EXERCISE MATERIAL:

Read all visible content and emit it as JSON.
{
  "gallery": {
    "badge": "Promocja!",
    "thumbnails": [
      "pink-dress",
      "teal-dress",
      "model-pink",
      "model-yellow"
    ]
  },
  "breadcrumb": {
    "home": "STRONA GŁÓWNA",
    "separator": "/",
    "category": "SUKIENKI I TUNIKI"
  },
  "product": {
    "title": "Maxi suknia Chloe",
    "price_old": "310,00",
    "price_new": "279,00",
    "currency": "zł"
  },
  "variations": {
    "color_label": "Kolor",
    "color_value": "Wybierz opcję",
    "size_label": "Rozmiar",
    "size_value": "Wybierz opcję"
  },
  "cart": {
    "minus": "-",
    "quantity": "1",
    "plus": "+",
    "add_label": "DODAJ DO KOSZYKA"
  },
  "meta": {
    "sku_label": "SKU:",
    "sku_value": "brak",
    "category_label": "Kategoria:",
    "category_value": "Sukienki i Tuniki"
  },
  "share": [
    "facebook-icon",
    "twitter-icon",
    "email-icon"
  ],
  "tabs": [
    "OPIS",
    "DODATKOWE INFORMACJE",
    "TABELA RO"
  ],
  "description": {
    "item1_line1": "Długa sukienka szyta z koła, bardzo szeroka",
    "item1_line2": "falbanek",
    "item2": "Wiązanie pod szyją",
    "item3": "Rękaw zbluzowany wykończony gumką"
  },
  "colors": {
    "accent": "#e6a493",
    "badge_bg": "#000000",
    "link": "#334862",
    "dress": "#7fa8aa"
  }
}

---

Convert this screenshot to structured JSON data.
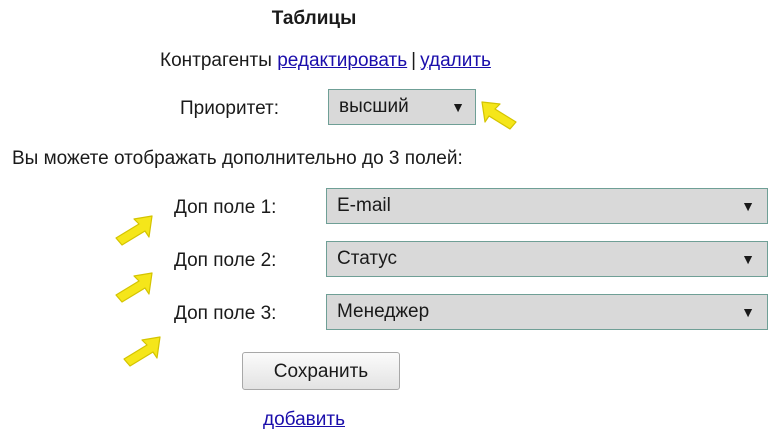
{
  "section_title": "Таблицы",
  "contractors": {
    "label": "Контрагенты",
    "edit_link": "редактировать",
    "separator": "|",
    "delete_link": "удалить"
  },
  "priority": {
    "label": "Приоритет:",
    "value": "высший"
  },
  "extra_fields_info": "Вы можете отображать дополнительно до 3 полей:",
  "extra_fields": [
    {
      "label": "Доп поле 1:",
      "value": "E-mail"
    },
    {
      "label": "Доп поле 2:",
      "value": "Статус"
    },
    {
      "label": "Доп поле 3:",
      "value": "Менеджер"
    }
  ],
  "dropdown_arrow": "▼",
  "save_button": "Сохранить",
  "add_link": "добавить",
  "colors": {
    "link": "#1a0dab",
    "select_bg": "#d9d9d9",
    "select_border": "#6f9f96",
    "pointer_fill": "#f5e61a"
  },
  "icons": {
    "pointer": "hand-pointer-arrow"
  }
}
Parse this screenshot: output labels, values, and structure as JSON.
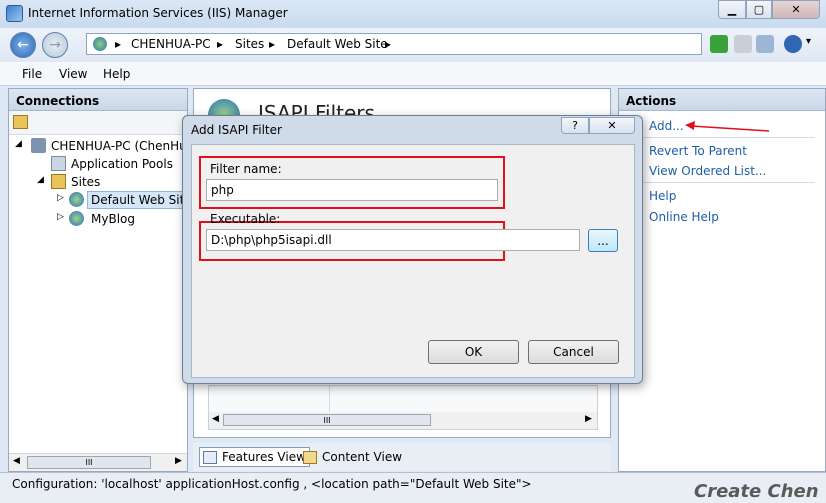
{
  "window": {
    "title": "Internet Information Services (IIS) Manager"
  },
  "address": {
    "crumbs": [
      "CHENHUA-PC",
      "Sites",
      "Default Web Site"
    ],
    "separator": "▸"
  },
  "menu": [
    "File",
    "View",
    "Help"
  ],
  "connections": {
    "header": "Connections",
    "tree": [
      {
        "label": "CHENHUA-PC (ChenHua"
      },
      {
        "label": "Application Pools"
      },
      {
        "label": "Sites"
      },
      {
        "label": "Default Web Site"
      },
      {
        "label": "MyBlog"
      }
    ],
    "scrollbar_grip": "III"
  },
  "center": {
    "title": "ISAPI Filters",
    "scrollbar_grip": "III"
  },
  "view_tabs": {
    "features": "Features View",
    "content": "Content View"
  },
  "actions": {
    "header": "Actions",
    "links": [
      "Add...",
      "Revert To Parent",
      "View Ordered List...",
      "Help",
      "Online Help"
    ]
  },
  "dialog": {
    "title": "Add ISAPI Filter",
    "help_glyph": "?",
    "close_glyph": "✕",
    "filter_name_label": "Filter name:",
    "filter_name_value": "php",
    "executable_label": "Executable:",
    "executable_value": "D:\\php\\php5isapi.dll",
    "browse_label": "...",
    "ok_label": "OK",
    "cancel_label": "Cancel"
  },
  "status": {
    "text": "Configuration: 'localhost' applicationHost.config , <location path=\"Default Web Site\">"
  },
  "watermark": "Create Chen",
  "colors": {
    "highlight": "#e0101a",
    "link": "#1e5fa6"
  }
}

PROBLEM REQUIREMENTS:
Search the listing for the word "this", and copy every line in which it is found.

TASK RESPONSE:
Convert this screenshot to structured JSON data.
Parse this screenshot: output labels, values, and structure as JSON.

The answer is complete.